The website of a particular juicery advises customers that any dizziness, fatigue, hunger, and diarrhea are all signs that the cleanse is working. The worse you feel, the more toxins you had in your body to clean out. All this pain is just your body fighting to purify you. Last time I checked, this is supposed to be a diet, not an exorcism. No weight loss method should put the body in such a volatile state.
Speaking of “cleansing,” there is no scientific evidence that juicing can detoxify your body. In fact, the human body’s organ systems have evolved over the past 2.3 million years to expel toxic substances. Your liver, kidney, and intestine have detox covered and do not need any help from juice. If anything, a cleanse is toxic. In starvation mode, your body breaks up your muscle mass for energy into ammonia and uric acid, two toxic compounds, and flushes them into the blood stream. In addition, the previously discussed blood sugar fluctuations can damage the kidney’s ability to filter blood. Thank goodness your organs are there to detox you from the effects of your “detox.”
After reading all of this, I know what last shred of hope you’re holding onto. You just want to lose weight. If you can drop ten pounds, you’ll unabashedly take the risks. You will drop ten pound or so, there’s no denying that. Of course you’re going to lose weight when depriving yourself of fat/protein and eating only 1,000 calories. Oh, and guess what? You’re going to gain back fifteen. A juice cleanse wreaks havoc on your metabolism. In starvation mode, your body is preparing itself to be more thrifty with food that will be ingested later so that calories will not be burnt up as easily as before. Like I said, the human body has evolved a system of checks and balances to keep everything in order. That includes slowing down your metabolism when an extreme caloric reduction occurs to prevent starvation. As soon as you start eating normal food, your body will hold onto those calories. You’ll gain all that weight back and then some. Repeated cycling through weights can permanently slow the metabolism, making it even more difficult to achieve and maintain weight loss.

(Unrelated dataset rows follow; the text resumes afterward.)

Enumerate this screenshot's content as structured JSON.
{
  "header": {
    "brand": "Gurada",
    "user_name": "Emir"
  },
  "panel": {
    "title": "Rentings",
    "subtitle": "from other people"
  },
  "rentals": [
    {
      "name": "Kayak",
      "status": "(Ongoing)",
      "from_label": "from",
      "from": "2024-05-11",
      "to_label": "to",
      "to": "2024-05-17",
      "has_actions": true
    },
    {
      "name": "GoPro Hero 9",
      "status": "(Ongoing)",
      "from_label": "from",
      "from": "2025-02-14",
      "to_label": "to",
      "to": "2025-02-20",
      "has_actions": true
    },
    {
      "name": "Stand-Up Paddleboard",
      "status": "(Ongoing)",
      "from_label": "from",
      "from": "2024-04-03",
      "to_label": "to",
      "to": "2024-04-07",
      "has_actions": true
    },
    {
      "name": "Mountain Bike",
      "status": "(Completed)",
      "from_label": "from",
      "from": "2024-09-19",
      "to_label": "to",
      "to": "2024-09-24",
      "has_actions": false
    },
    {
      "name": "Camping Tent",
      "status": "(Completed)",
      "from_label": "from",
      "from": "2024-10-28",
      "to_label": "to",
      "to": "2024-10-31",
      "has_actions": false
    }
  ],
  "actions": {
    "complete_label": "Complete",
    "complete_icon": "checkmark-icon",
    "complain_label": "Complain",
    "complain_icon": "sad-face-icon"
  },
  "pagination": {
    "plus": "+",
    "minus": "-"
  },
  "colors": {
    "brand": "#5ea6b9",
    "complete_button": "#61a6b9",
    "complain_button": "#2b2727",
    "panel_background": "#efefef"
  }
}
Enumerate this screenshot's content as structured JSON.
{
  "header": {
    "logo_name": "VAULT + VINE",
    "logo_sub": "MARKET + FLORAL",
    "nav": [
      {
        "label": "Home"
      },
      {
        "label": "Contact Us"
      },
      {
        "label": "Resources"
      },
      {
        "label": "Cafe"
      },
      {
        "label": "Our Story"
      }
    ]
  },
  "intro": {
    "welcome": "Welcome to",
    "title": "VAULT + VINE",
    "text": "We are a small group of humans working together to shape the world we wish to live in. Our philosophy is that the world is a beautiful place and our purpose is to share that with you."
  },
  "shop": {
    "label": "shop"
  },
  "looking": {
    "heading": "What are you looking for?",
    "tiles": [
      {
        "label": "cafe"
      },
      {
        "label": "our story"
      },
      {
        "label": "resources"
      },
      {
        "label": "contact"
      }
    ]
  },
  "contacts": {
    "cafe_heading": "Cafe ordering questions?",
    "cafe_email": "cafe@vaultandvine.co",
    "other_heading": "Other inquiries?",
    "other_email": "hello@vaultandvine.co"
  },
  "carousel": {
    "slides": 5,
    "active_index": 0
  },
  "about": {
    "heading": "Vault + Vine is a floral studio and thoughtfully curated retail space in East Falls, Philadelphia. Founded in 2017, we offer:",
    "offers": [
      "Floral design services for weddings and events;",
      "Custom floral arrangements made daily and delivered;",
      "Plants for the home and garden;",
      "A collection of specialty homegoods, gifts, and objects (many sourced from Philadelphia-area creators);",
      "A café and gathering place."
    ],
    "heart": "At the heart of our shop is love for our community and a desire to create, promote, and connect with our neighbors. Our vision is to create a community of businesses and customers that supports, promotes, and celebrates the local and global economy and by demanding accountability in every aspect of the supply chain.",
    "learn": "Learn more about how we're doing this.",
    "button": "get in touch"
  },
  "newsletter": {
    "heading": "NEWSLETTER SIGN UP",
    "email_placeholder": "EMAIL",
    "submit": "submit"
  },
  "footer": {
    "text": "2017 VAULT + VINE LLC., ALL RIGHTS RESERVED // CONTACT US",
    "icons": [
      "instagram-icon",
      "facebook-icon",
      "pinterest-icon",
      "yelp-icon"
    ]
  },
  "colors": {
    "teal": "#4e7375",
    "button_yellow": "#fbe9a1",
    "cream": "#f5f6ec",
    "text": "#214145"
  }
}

Many people notice that their body feels more “flabby”, for lack of a better word, after a juice cleanse. The new flab is explained by how your body has depleted all of its primary energy stores during this extreme low calorie diet and has turned to breaking down muscle mass for fuel. The ratio of fat to lean body mass increases, causing one to see “pooch” in areas they did not see it before. Also, lean body mass is needed to help fuel the metabolism. Losing muscle mass slows your metabolism and stunts future weight loss attempts.
There you have it: no detox, no improved digestion, no increased absorption of vitamins/minerals, no mental clarity, and certainly no weight loss.
Sorry to burst your bubble, but now you see that juice cleanses are useless as well as dangerous. There’s nothing magical about juicing, which teaches us all a valuable lesson: there’s no magic in healthy eating. A balanced diet packed with whole grains, lean proteins, fruits, and vegetables is the way to look your best. Let me clarify that it is okay to drink juice as part of a meal, just not your entire meal.
Now that you have the scoop on juice cleanses, do yourself a favor: stop it. If you’re on a cleanse now, chuck that bottle (preferably at the head of the juicery’s creator) and eat a decent meal. How about some salmon, grilled veggies, and brown rice? At the very least, please stop posting pictures of your juice bottles to look cool. There’s nothing cool about giving yourself diarrhea, none of us need or want to know that.
Thanks so much for reading, friends. With this knowledge, I hope that you “flush” the juice cleanse and opt for a balanced diet and exercise instead.
Until next week,